**The data:**
####

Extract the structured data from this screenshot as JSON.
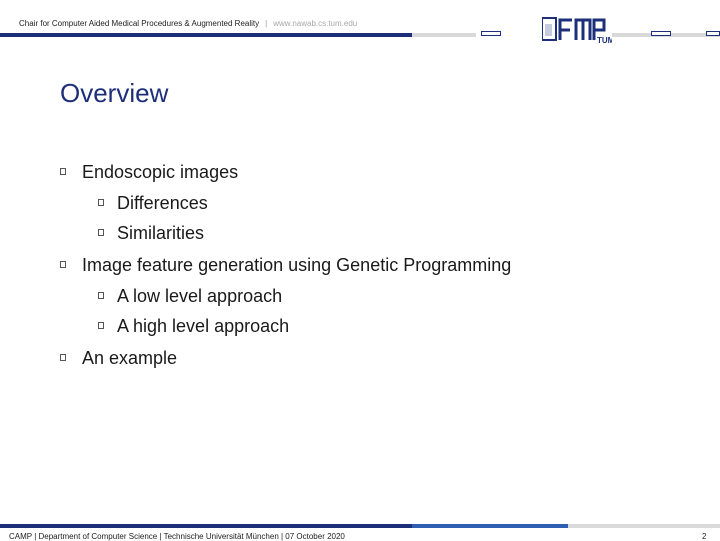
{
  "header": {
    "chair": "Chair for Computer Aided Medical Procedures & Augmented Reality",
    "separator": "|",
    "url": "www.nawab.cs.tum.edu"
  },
  "slide": {
    "title": "Overview",
    "bullets": [
      {
        "text": "Endoscopic images",
        "level": 1
      },
      {
        "text": "Differences",
        "level": 2
      },
      {
        "text": "Similarities",
        "level": 2
      },
      {
        "text": "Image feature generation using Genetic Programming",
        "level": 1
      },
      {
        "text": "A low level approach",
        "level": 2
      },
      {
        "text": "A high level approach",
        "level": 2
      },
      {
        "text": "An example",
        "level": 1
      }
    ]
  },
  "footer": {
    "text": "CAMP | Department of Computer Science | Technische Universität München | 07 October 2020",
    "page": "2"
  },
  "colors": {
    "navy": "#1d2f7a",
    "gray_bar": "#d9d9d9",
    "blue_bar": "#2f5fb0"
  }
}
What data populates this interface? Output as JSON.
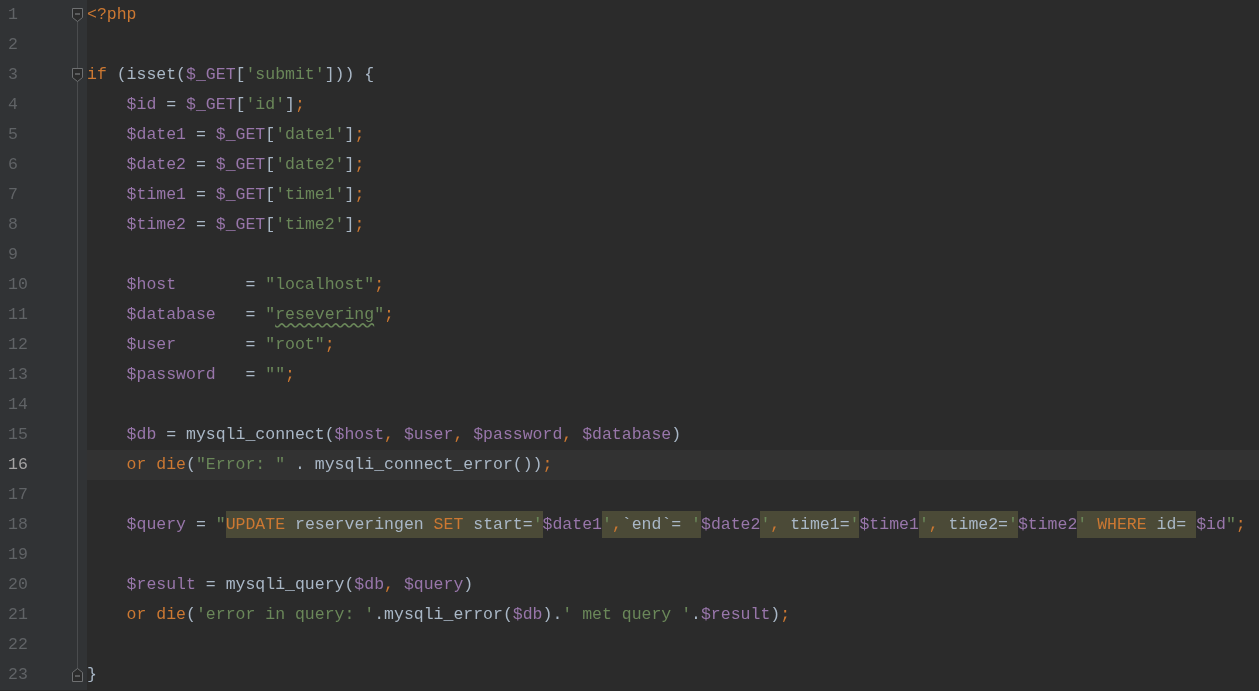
{
  "editor": {
    "lines": [
      {
        "number": "1",
        "current": false,
        "kind": "opener",
        "tokens": [
          {
            "text": "<?php",
            "kind": "keyword"
          }
        ]
      },
      {
        "number": "2",
        "current": false
      },
      {
        "number": "3",
        "current": false,
        "kind": "opener",
        "tokens": [
          {
            "text": "if",
            "kind": "keyword"
          },
          {
            "text": " (isset(",
            "kind": "text"
          },
          {
            "text": "$_GET",
            "kind": "variable"
          },
          {
            "text": "[",
            "kind": "text"
          },
          {
            "text": "'submit'",
            "kind": "string"
          },
          {
            "text": "])) {",
            "kind": "text"
          }
        ]
      },
      {
        "number": "4",
        "current": false,
        "tokens": [
          {
            "text": "    $id",
            "kind": "variable"
          },
          {
            "text": " = ",
            "kind": "text"
          },
          {
            "text": "$_GET",
            "kind": "variable"
          },
          {
            "text": "[",
            "kind": "text"
          },
          {
            "text": "'id'",
            "kind": "string"
          },
          {
            "text": "]",
            "kind": "text"
          },
          {
            "text": ";",
            "kind": "punct"
          }
        ]
      },
      {
        "number": "5",
        "current": false,
        "tokens": [
          {
            "text": "    $date1",
            "kind": "variable"
          },
          {
            "text": " = ",
            "kind": "text"
          },
          {
            "text": "$_GET",
            "kind": "variable"
          },
          {
            "text": "[",
            "kind": "text"
          },
          {
            "text": "'date1'",
            "kind": "string"
          },
          {
            "text": "]",
            "kind": "text"
          },
          {
            "text": ";",
            "kind": "punct"
          }
        ]
      },
      {
        "number": "6",
        "current": false,
        "tokens": [
          {
            "text": "    $date2",
            "kind": "variable"
          },
          {
            "text": " = ",
            "kind": "text"
          },
          {
            "text": "$_GET",
            "kind": "variable"
          },
          {
            "text": "[",
            "kind": "text"
          },
          {
            "text": "'date2'",
            "kind": "string"
          },
          {
            "text": "]",
            "kind": "text"
          },
          {
            "text": ";",
            "kind": "punct"
          }
        ]
      },
      {
        "number": "7",
        "current": false,
        "tokens": [
          {
            "text": "    $time1",
            "kind": "variable"
          },
          {
            "text": " = ",
            "kind": "text"
          },
          {
            "text": "$_GET",
            "kind": "variable"
          },
          {
            "text": "[",
            "kind": "text"
          },
          {
            "text": "'time1'",
            "kind": "string"
          },
          {
            "text": "]",
            "kind": "text"
          },
          {
            "text": ";",
            "kind": "punct"
          }
        ]
      },
      {
        "number": "8",
        "current": false,
        "tokens": [
          {
            "text": "    $time2",
            "kind": "variable"
          },
          {
            "text": " = ",
            "kind": "text"
          },
          {
            "text": "$_GET",
            "kind": "variable"
          },
          {
            "text": "[",
            "kind": "text"
          },
          {
            "text": "'time2'",
            "kind": "string"
          },
          {
            "text": "]",
            "kind": "text"
          },
          {
            "text": ";",
            "kind": "punct"
          }
        ]
      },
      {
        "number": "9",
        "current": false
      },
      {
        "number": "10",
        "current": false,
        "tokens": [
          {
            "text": "    $host",
            "kind": "variable"
          },
          {
            "text": "       = ",
            "kind": "text"
          },
          {
            "text": "\"localhost\"",
            "kind": "string"
          },
          {
            "text": ";",
            "kind": "punct"
          }
        ]
      },
      {
        "number": "11",
        "current": false,
        "tokens": [
          {
            "text": "    $database",
            "kind": "variable"
          },
          {
            "text": "   = ",
            "kind": "text"
          },
          {
            "text": "\"",
            "kind": "string"
          },
          {
            "text": "resevering",
            "kind": "misspelled"
          },
          {
            "text": "\"",
            "kind": "string"
          },
          {
            "text": ";",
            "kind": "punct"
          }
        ]
      },
      {
        "number": "12",
        "current": false,
        "tokens": [
          {
            "text": "    $user",
            "kind": "variable"
          },
          {
            "text": "       = ",
            "kind": "text"
          },
          {
            "text": "\"root\"",
            "kind": "string"
          },
          {
            "text": ";",
            "kind": "punct"
          }
        ]
      },
      {
        "number": "13",
        "current": false,
        "tokens": [
          {
            "text": "    $password",
            "kind": "variable"
          },
          {
            "text": "   = ",
            "kind": "text"
          },
          {
            "text": "\"\"",
            "kind": "string"
          },
          {
            "text": ";",
            "kind": "punct"
          }
        ]
      },
      {
        "number": "14",
        "current": false
      },
      {
        "number": "15",
        "current": false,
        "tokens": [
          {
            "text": "    $db",
            "kind": "variable"
          },
          {
            "text": " = mysqli_connect(",
            "kind": "text"
          },
          {
            "text": "$host",
            "kind": "variable"
          },
          {
            "text": ", ",
            "kind": "punct"
          },
          {
            "text": "$user",
            "kind": "variable"
          },
          {
            "text": ", ",
            "kind": "punct"
          },
          {
            "text": "$password",
            "kind": "variable"
          },
          {
            "text": ", ",
            "kind": "punct"
          },
          {
            "text": "$database",
            "kind": "variable"
          },
          {
            "text": ")",
            "kind": "text"
          }
        ]
      },
      {
        "number": "16",
        "current": true,
        "tokens": [
          {
            "text": "    or die",
            "kind": "keyword"
          },
          {
            "text": "(",
            "kind": "text"
          },
          {
            "text": "\"Error: \"",
            "kind": "string"
          },
          {
            "text": " . mysqli_connect_error())",
            "kind": "text"
          },
          {
            "text": ";",
            "kind": "punct"
          }
        ]
      },
      {
        "number": "17",
        "current": false
      },
      {
        "number": "18",
        "current": false,
        "tokens": [
          {
            "text": "    $query",
            "kind": "variable"
          },
          {
            "text": " = ",
            "kind": "text"
          },
          {
            "text": "\"",
            "kind": "string"
          },
          {
            "text": "UPDATE",
            "kind": "sql-keyword"
          },
          {
            "text": " reserveringen ",
            "kind": "sql-text"
          },
          {
            "text": "SET",
            "kind": "sql-keyword"
          },
          {
            "text": " start=",
            "kind": "sql-text"
          },
          {
            "text": "'",
            "kind": "sql-quote"
          },
          {
            "text": "$date1",
            "kind": "variable"
          },
          {
            "text": "'",
            "kind": "sql-quote"
          },
          {
            "text": ",",
            "kind": "sql-punct"
          },
          {
            "text": "`end`= ",
            "kind": "sql-text"
          },
          {
            "text": "'",
            "kind": "sql-quote"
          },
          {
            "text": "$date2",
            "kind": "variable"
          },
          {
            "text": "'",
            "kind": "sql-quote"
          },
          {
            "text": ",",
            "kind": "sql-punct"
          },
          {
            "text": " time1=",
            "kind": "sql-text"
          },
          {
            "text": "'",
            "kind": "sql-quote"
          },
          {
            "text": "$time1",
            "kind": "variable"
          },
          {
            "text": "'",
            "kind": "sql-quote"
          },
          {
            "text": ",",
            "kind": "sql-punct"
          },
          {
            "text": " time2=",
            "kind": "sql-text"
          },
          {
            "text": "'",
            "kind": "sql-quote"
          },
          {
            "text": "$time2",
            "kind": "variable"
          },
          {
            "text": "'",
            "kind": "sql-quote"
          },
          {
            "text": " WHERE",
            "kind": "sql-keyword"
          },
          {
            "text": " id= ",
            "kind": "sql-text"
          },
          {
            "text": "$id",
            "kind": "variable"
          },
          {
            "text": "\"",
            "kind": "string"
          },
          {
            "text": ";",
            "kind": "punct"
          }
        ]
      },
      {
        "number": "19",
        "current": false
      },
      {
        "number": "20",
        "current": false,
        "tokens": [
          {
            "text": "    $result",
            "kind": "variable"
          },
          {
            "text": " = mysqli_query(",
            "kind": "text"
          },
          {
            "text": "$db",
            "kind": "variable"
          },
          {
            "text": ", ",
            "kind": "punct"
          },
          {
            "text": "$query",
            "kind": "variable"
          },
          {
            "text": ")",
            "kind": "text"
          }
        ]
      },
      {
        "number": "21",
        "current": false,
        "tokens": [
          {
            "text": "    or die",
            "kind": "keyword"
          },
          {
            "text": "(",
            "kind": "text"
          },
          {
            "text": "'error in query: '",
            "kind": "string"
          },
          {
            "text": ".mysqli_error(",
            "kind": "text"
          },
          {
            "text": "$db",
            "kind": "variable"
          },
          {
            "text": ").",
            "kind": "text"
          },
          {
            "text": "' met query '",
            "kind": "string"
          },
          {
            "text": ".",
            "kind": "text"
          },
          {
            "text": "$result",
            "kind": "variable"
          },
          {
            "text": ")",
            "kind": "text"
          },
          {
            "text": ";",
            "kind": "punct"
          }
        ]
      },
      {
        "number": "22",
        "current": false
      },
      {
        "number": "23",
        "current": false,
        "kind": "closer",
        "tokens": [
          {
            "text": "}",
            "kind": "text"
          }
        ]
      }
    ]
  }
}
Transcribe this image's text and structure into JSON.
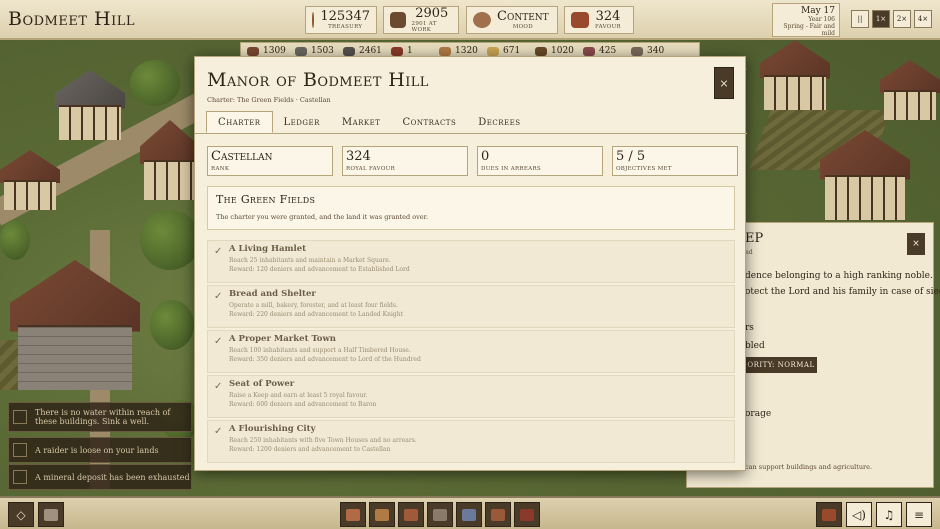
{
  "topbar": {
    "town_name": "Bodmeet Hill",
    "stats": [
      {
        "icon": "coin-bag-icon",
        "value": "125347",
        "caption": "Treasury"
      },
      {
        "icon": "workers-icon",
        "value": "2905",
        "caption": "2901 at work"
      },
      {
        "icon": "peasant-face-icon",
        "value": "Content",
        "caption": "Mood"
      },
      {
        "icon": "favour-scroll-icon",
        "value": "324",
        "caption": "Favour"
      }
    ],
    "date": {
      "day": "May 17",
      "year": "Year 106",
      "season": "Spring - Fair and mild"
    },
    "speeds": [
      "||",
      "1×",
      "2×",
      "4×"
    ],
    "active_speed_index": 1
  },
  "resources": [
    {
      "icon": "wood-icon",
      "value": "1309"
    },
    {
      "icon": "stone-icon",
      "value": "1503"
    },
    {
      "icon": "iron-icon",
      "value": "2461"
    },
    {
      "icon": "meat-icon",
      "value": "1"
    },
    {
      "icon": "bread-icon",
      "value": "1320"
    },
    {
      "icon": "wheat-icon",
      "value": "671"
    },
    {
      "icon": "ale-icon",
      "value": "1020"
    },
    {
      "icon": "cloth-icon",
      "value": "425"
    },
    {
      "icon": "tools-icon",
      "value": "340"
    }
  ],
  "notifications": [
    {
      "text": "There is no water within reach of these buildings. Sink a well."
    },
    {
      "text": "A raider is loose on your lands"
    },
    {
      "text": "A mineral deposit has been exhausted"
    }
  ],
  "building_panel": {
    "title": "EP",
    "subtitle": "nd",
    "close_label": "×",
    "line1": "dence belonging to a high ranking noble.",
    "line2": "otect the Lord and his family in case of siege.",
    "line3": "rs",
    "line4": "bled",
    "priority_label": "ORITY: NORMAL",
    "line5": "orage",
    "small_text": "can support buildings and agriculture."
  },
  "modal": {
    "title": "Manor of Bodmeet Hill",
    "subtitle": "Charter: The Green Fields · Castellan",
    "close_label": "×",
    "tabs": [
      "Charter",
      "Ledger",
      "Market",
      "Contracts",
      "Decrees"
    ],
    "active_tab": 0,
    "cards": [
      {
        "value": "Castellan",
        "label": "Rank"
      },
      {
        "value": "324",
        "label": "Royal favour"
      },
      {
        "value": "0",
        "label": "Dues in arrears"
      },
      {
        "value": "5 / 5",
        "label": "Objectives met"
      }
    ],
    "section": {
      "heading": "The Green Fields",
      "description": "The charter you were granted, and the land it was granted over."
    },
    "objectives": [
      {
        "name": "A Living Hamlet",
        "desc": "Reach 25 inhabitants and maintain a Market Square.",
        "reward": "Reward: 120 deniers and advancement to Established Lord"
      },
      {
        "name": "Bread and Shelter",
        "desc": "Operate a mill, bakery, forester, and at least four fields.",
        "reward": "Reward: 220 deniers and advancement to Landed Knight"
      },
      {
        "name": "A Proper Market Town",
        "desc": "Reach 100 inhabitants and support a Half Timbered House.",
        "reward": "Reward: 350 deniers and advancement to Lord of the Hundred"
      },
      {
        "name": "Seat of Power",
        "desc": "Raise a Keep and earn at least 5 royal favour.",
        "reward": "Reward: 600 deniers and advancement to Baron"
      },
      {
        "name": "A Flourishing City",
        "desc": "Reach 250 inhabitants with five Town Houses and no arrears.",
        "reward": "Reward: 1200 deniers and advancement to Castellan"
      }
    ],
    "check_glyph": "✓"
  },
  "bottombar": {
    "left_buttons": [
      "select-diamond-icon",
      "hammer-icon"
    ],
    "build_buttons": [
      "log-icon",
      "bread-loaf-icon",
      "fist-icon",
      "crossed-tools-icon",
      "horse-icon",
      "cart-icon",
      "banner-icon"
    ],
    "right_buttons": [
      "favour-scroll-icon",
      "speaker-icon",
      "music-note-icon",
      "menu-icon"
    ]
  },
  "colors": {
    "panel_bg": "#f6efdc",
    "border": "#b6a47a",
    "dark_button": "#4a3a28",
    "text": "#2f2418"
  }
}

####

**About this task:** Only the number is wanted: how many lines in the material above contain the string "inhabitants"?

**Answer to the exercise:** 3